INSTRUCTIONS TO FOLLOW -> What follows is a set of records; give them all back exactly.

INFORMATION ->
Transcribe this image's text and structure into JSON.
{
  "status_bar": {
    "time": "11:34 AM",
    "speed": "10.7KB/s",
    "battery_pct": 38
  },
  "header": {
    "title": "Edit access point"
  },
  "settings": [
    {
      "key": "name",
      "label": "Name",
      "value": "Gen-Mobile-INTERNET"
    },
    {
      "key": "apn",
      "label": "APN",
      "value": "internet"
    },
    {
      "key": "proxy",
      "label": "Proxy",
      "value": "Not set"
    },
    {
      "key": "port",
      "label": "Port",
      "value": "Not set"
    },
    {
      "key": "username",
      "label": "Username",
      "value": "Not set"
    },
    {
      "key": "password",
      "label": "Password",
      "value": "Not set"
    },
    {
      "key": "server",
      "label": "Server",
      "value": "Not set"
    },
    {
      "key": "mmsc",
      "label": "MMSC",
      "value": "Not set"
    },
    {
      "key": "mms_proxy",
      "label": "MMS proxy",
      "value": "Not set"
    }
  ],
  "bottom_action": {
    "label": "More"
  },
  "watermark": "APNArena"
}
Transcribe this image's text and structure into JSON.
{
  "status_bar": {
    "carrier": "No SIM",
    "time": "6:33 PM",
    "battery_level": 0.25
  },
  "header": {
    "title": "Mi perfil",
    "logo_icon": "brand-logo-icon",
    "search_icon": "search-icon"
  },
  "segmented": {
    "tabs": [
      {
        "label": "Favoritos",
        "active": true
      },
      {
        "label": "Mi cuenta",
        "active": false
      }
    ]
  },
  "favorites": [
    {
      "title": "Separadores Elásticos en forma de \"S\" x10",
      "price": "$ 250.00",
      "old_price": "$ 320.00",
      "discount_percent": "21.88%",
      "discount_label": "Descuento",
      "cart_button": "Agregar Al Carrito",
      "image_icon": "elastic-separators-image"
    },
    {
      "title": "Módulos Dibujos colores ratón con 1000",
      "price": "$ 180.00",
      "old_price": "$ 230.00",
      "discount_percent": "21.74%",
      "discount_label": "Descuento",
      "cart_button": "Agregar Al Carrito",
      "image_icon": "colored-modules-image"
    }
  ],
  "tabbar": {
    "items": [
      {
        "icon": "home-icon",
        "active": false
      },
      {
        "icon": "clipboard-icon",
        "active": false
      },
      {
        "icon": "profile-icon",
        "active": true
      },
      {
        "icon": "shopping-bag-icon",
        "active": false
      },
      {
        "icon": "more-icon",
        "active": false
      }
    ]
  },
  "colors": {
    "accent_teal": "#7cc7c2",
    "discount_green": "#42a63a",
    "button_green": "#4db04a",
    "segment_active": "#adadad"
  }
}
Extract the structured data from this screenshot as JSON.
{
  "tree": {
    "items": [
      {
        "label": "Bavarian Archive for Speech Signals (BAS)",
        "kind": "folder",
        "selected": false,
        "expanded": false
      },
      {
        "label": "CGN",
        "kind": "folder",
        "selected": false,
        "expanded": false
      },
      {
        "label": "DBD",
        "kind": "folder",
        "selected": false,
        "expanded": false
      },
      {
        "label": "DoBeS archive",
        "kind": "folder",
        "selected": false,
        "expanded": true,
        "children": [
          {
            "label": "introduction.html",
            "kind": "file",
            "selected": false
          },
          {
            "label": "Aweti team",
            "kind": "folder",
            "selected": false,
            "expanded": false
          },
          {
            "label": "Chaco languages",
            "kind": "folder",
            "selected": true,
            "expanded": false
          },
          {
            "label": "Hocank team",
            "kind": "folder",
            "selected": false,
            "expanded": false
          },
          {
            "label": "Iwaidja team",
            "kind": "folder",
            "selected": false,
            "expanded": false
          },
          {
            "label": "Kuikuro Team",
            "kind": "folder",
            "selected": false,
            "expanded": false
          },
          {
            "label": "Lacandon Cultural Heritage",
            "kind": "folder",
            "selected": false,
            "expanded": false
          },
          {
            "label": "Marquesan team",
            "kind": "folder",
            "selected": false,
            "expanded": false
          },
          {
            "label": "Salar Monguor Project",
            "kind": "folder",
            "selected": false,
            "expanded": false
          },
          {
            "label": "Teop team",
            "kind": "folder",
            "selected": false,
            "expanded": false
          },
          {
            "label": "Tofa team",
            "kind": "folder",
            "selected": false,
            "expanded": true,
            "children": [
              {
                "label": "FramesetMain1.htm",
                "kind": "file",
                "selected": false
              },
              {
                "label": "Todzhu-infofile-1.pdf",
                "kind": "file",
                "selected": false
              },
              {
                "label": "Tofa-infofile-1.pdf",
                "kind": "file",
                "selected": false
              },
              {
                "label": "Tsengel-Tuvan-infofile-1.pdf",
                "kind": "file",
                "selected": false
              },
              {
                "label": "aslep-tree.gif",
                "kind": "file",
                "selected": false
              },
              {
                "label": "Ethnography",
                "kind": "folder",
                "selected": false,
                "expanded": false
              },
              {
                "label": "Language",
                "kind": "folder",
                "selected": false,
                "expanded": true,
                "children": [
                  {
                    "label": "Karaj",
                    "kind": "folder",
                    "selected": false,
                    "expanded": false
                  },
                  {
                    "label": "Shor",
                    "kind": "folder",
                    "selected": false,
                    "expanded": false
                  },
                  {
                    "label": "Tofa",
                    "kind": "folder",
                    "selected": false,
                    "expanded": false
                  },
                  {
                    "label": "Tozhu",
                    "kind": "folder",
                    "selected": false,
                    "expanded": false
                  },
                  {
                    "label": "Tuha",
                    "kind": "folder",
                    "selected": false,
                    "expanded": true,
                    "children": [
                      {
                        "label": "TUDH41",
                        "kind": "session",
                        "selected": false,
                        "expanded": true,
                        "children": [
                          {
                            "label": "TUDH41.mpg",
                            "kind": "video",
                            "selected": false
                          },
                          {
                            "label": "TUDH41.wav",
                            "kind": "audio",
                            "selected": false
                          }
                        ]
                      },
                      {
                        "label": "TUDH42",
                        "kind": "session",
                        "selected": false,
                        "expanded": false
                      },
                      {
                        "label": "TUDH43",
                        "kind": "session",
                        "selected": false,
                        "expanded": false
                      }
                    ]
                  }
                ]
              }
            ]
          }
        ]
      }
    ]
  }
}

RESPONSE TO THIS TASK ->
Transcribe this image's text and structure into JSON.
{
  "status_bar": {
    "time": "11:34 AM",
    "speed": "10.7KB/s",
    "battery_pct": 38
  },
  "header": {
    "title": "Edit access point"
  },
  "settings": [
    {
      "key": "name",
      "label": "Name",
      "value": "Gen-Mobile-INTERNET"
    },
    {
      "key": "apn",
      "label": "APN",
      "value": "internet"
    },
    {
      "key": "proxy",
      "label": "Proxy",
      "value": "Not set"
    },
    {
      "key": "port",
      "label": "Port",
      "value": "Not set"
    },
    {
      "key": "username",
      "label": "Username",
      "value": "Not set"
    },
    {
      "key": "password",
      "label": "Password",
      "value": "Not set"
    },
    {
      "key": "server",
      "label": "Server",
      "value": "Not set"
    },
    {
      "key": "mmsc",
      "label": "MMSC",
      "value": "Not set"
    },
    {
      "key": "mms_proxy",
      "label": "MMS proxy",
      "value": "Not set"
    }
  ],
  "bottom_action": {
    "label": "More"
  },
  "watermark": "APNArena"
}
Transcribe this image's text and structure into JSON.
{
  "status_bar": {
    "carrier": "No SIM",
    "time": "6:33 PM",
    "battery_level": 0.25
  },
  "header": {
    "title": "Mi perfil",
    "logo_icon": "brand-logo-icon",
    "search_icon": "search-icon"
  },
  "segmented": {
    "tabs": [
      {
        "label": "Favoritos",
        "active": true
      },
      {
        "label": "Mi cuenta",
        "active": false
      }
    ]
  },
  "favorites": [
    {
      "title": "Separadores Elásticos en forma de \"S\" x10",
      "price": "$ 250.00",
      "old_price": "$ 320.00",
      "discount_percent": "21.88%",
      "discount_label": "Descuento",
      "cart_button": "Agregar Al Carrito",
      "image_icon": "elastic-separators-image"
    },
    {
      "title": "Módulos Dibujos colores ratón con 1000",
      "price": "$ 180.00",
      "old_price": "$ 230.00",
      "discount_percent": "21.74%",
      "discount_label": "Descuento",
      "cart_button": "Agregar Al Carrito",
      "image_icon": "colored-modules-image"
    }
  ],
  "tabbar": {
    "items": [
      {
        "icon": "home-icon",
        "active": false
      },
      {
        "icon": "clipboard-icon",
        "active": false
      },
      {
        "icon": "profile-icon",
        "active": true
      },
      {
        "icon": "shopping-bag-icon",
        "active": false
      },
      {
        "icon": "more-icon",
        "active": false
      }
    ]
  },
  "colors": {
    "accent_teal": "#7cc7c2",
    "discount_green": "#42a63a",
    "button_green": "#4db04a",
    "segment_active": "#adadad"
  }
}
Extract the structured data from this screenshot as JSON.
{
  "tree": {
    "items": [
      {
        "label": "Bavarian Archive for Speech Signals (BAS)",
        "kind": "folder",
        "selected": false,
        "expanded": false
      },
      {
        "label": "CGN",
        "kind": "folder",
        "selected": false,
        "expanded": false
      },
      {
        "label": "DBD",
        "kind": "folder",
        "selected": false,
        "expanded": false
      },
      {
        "label": "DoBeS archive",
        "kind": "folder",
        "selected": false,
        "expanded": true,
        "children": [
          {
            "label": "introduction.html",
            "kind": "file",
            "selected": false
          },
          {
            "label": "Aweti team",
            "kind": "folder",
            "selected": false,
            "expanded": false
          },
          {
            "label": "Chaco languages",
            "kind": "folder",
            "selected": true,
            "expanded": false
          },
          {
            "label": "Hocank team",
            "kind": "folder",
            "selected": false,
            "expanded": false
          },
          {
            "label": "Iwaidja team",
            "kind": "folder",
            "selected": false,
            "expanded": false
          },
          {
            "label": "Kuikuro Team",
            "kind": "folder",
            "selected": false,
            "expanded": false
          },
          {
            "label": "Lacandon Cultural Heritage",
            "kind": "folder",
            "selected": false,
            "expanded": false
          },
          {
            "label": "Marquesan team",
            "kind": "folder",
            "selected": false,
            "expanded": false
          },
          {
            "label": "Salar Monguor Project",
            "kind": "folder",
            "selected": false,
            "expanded": false
          },
          {
            "label": "Teop team",
            "kind": "folder",
            "selected": false,
            "expanded": false
          },
          {
            "label": "Tofa team",
            "kind": "folder",
            "selected": false,
            "expanded": true,
            "children": [
              {
                "label": "FramesetMain1.htm",
                "kind": "file",
                "selected": false
              },
              {
                "label": "Todzhu-infofile-1.pdf",
                "kind": "file",
                "selected": false
              },
              {
                "label": "Tofa-infofile-1.pdf",
                "kind": "file",
                "selected": false
              },
              {
                "label": "Tsengel-Tuvan-infofile-1.pdf",
                "kind": "file",
                "selected": false
              },
              {
                "label": "aslep-tree.gif",
                "kind": "file",
                "selected": false
              },
              {
                "label": "Ethnography",
                "kind": "folder",
                "selected": false,
                "expanded": false
              },
              {
                "label": "Language",
                "kind": "folder",
                "selected": false,
                "expanded": true,
                "children": [
                  {
                    "label": "Karaj",
                    "kind": "folder",
                    "selected": false,
                    "expanded": false
                  },
                  {
                    "label": "Shor",
                    "kind": "folder",
                    "selected": false,
                    "expanded": false
                  },
                  {
                    "label": "Tofa",
                    "kind": "folder",
                    "selected": false,
                    "expanded": false
                  },
                  {
                    "label": "Tozhu",
                    "kind": "folder",
                    "selected": false,
                    "expanded": false
                  },
                  {
                    "label": "Tuha",
                    "kind": "folder",
                    "selected": false,
                    "expanded": true,
                    "children": [
                      {
                        "label": "TUDH41",
                        "kind": "session",
                        "selected": false,
                        "expanded": true,
                        "children": [
                          {
                            "label": "TUDH41.mpg",
                            "kind": "video",
                            "selected": false
                          },
                          {
                            "label": "TUDH41.wav",
                            "kind": "audio",
                            "selected": false
                          }
                        ]
                      },
                      {
                        "label": "TUDH42",
                        "kind": "session",
                        "selected": false,
                        "expanded": false
                      },
                      {
                        "label": "TUDH43",
                        "kind": "session",
                        "selected": false,
                        "expanded": false
                      }
                    ]
                  }
                ]
              }
            ]
          }
        ]
      }
    ]
  }
}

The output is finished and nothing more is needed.